Since I feared Enduring Love might have poisoned Ian McEwan for me forever, I read Atonement only hesitantly. I loved it. So I can probably put my dislike of Enduring Love down, again, to simply reading it at the wrong time. I found the main character impossible to relate to. I was a Rammstein-and-Tolkien-obsessed girl; Joe Rose was a middle-aged, cerebral professional who didn’t care for music. His voice and story were too far removed from my own experience.
If I reread Enduring Love now, there’s a good chance I might enjoy it. The plot is certainly interesting, and several fascinating concepts are explored. Joe Rose begins to doubt himself and his own narrative about his relationship with the obsessive and likely dangerous Jed. Perhaps I shall try it again.
3. The Children’s Bach, by Helen Garner (McPhee Gribble, 1984. ISBN 0-86914-029-9)
I maintain a virulent and undying hatred for this book.

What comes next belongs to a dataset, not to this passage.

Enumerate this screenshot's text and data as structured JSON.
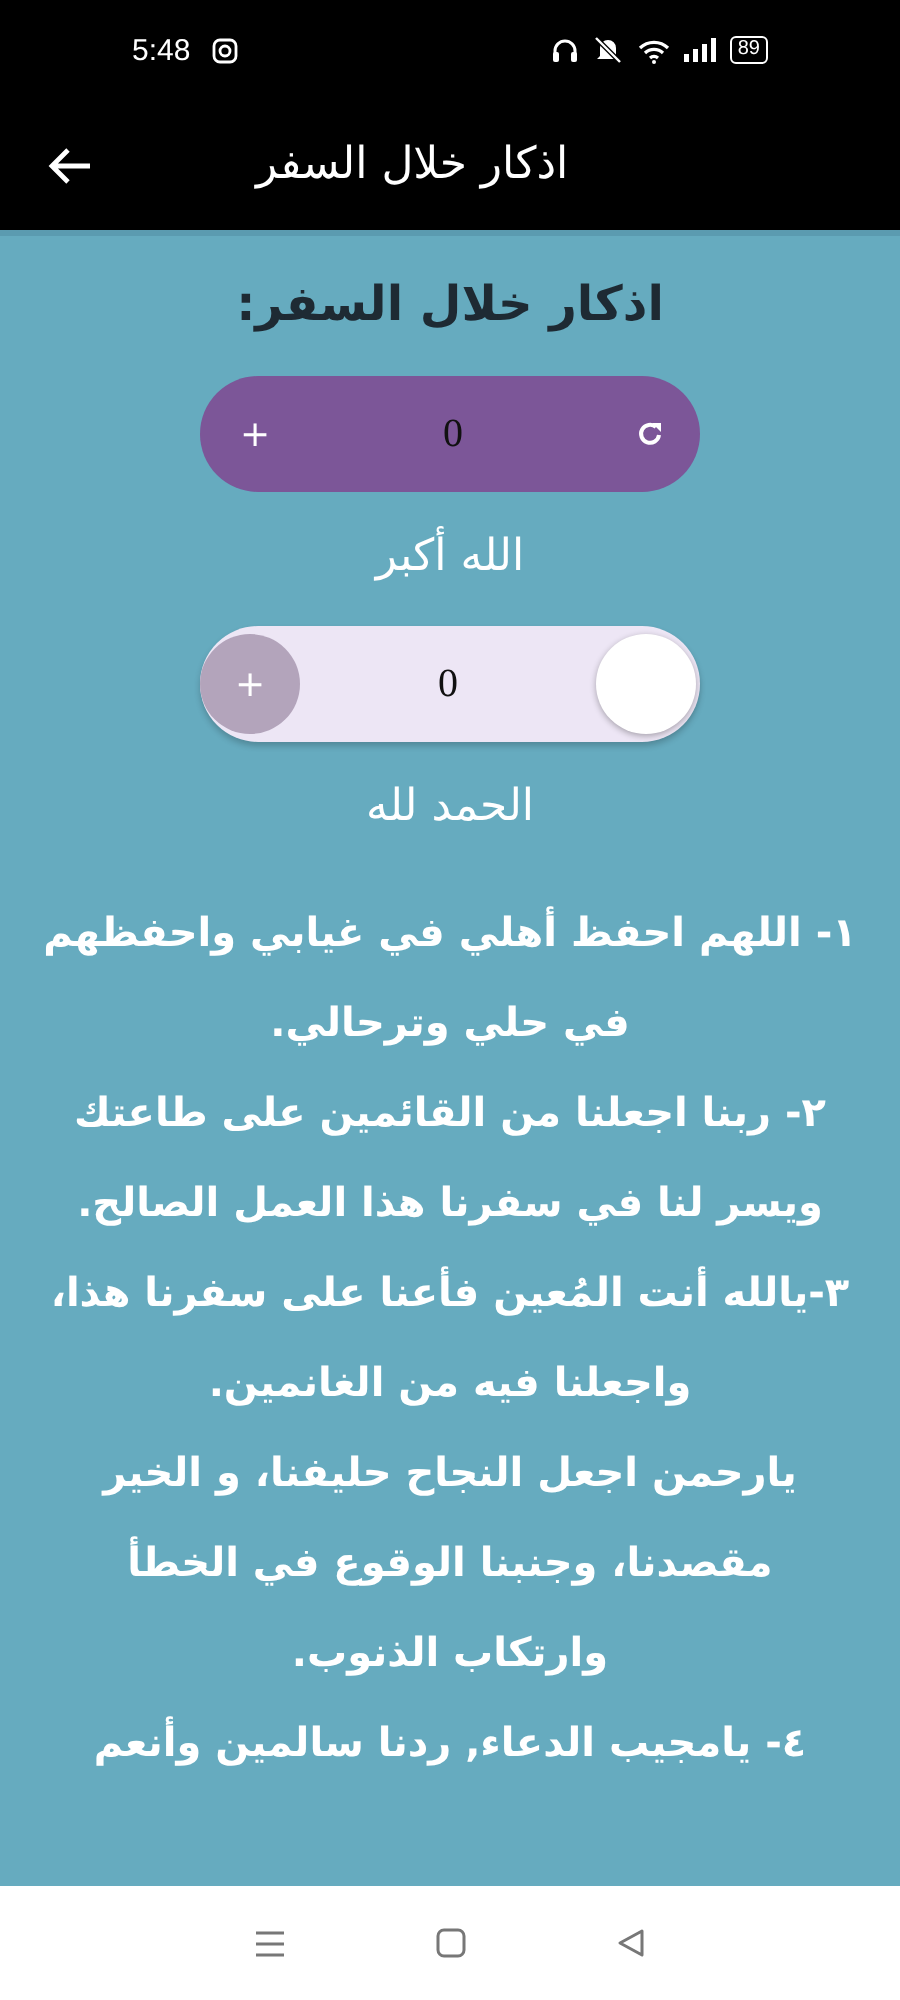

I did read it–but since I hated it even from the first page I succeeded in finishing it in one awful afternoon. As a consequence I can’t remember the plot or the characters, except for hazy recollections that they were middle class Melbournites. The writing is no doubt excellent, if one likes Helen Garner’s spare style. There were musical allusions, as implied by the title, that I did not understand, though our literature teacher did talk a lot about the concept of “fugue”. The novella is told in a series of vignettes, which is a method I am quite fond of. I am probably a philistine for rejecting this book so completely. Nonetheless, something in it just repelled me.
Having swallowed it in one afternoon I was appalled when the assessment relating to the novella was a painting of scene or object occurring in it. I think I painted a table with a vase on it; I didn’t even want to flick through and find a likely scene.
I haven’t attempted to read any of Helen Garner’s other work, out of fear I may suffer a similar reaction. One day I might. I may even discover The Children’s Bach is not so repelling to me as I found it back then. For the time being, I’ve had to put the book in the category of things for which I have an unreasoning hatred, like the colour peach, stir-fry, and circles. I can offer no explanations.
*That said, I wasn’t a good student. I spent 90% of my time “taking notes” in class. By which I mean, writing copious amounts of fiction.
*I couldn’t study literature that year, as I had a timetable clash.
*The statute of limitations having come into effect, I will say I did write it. I got her quite a decent mark.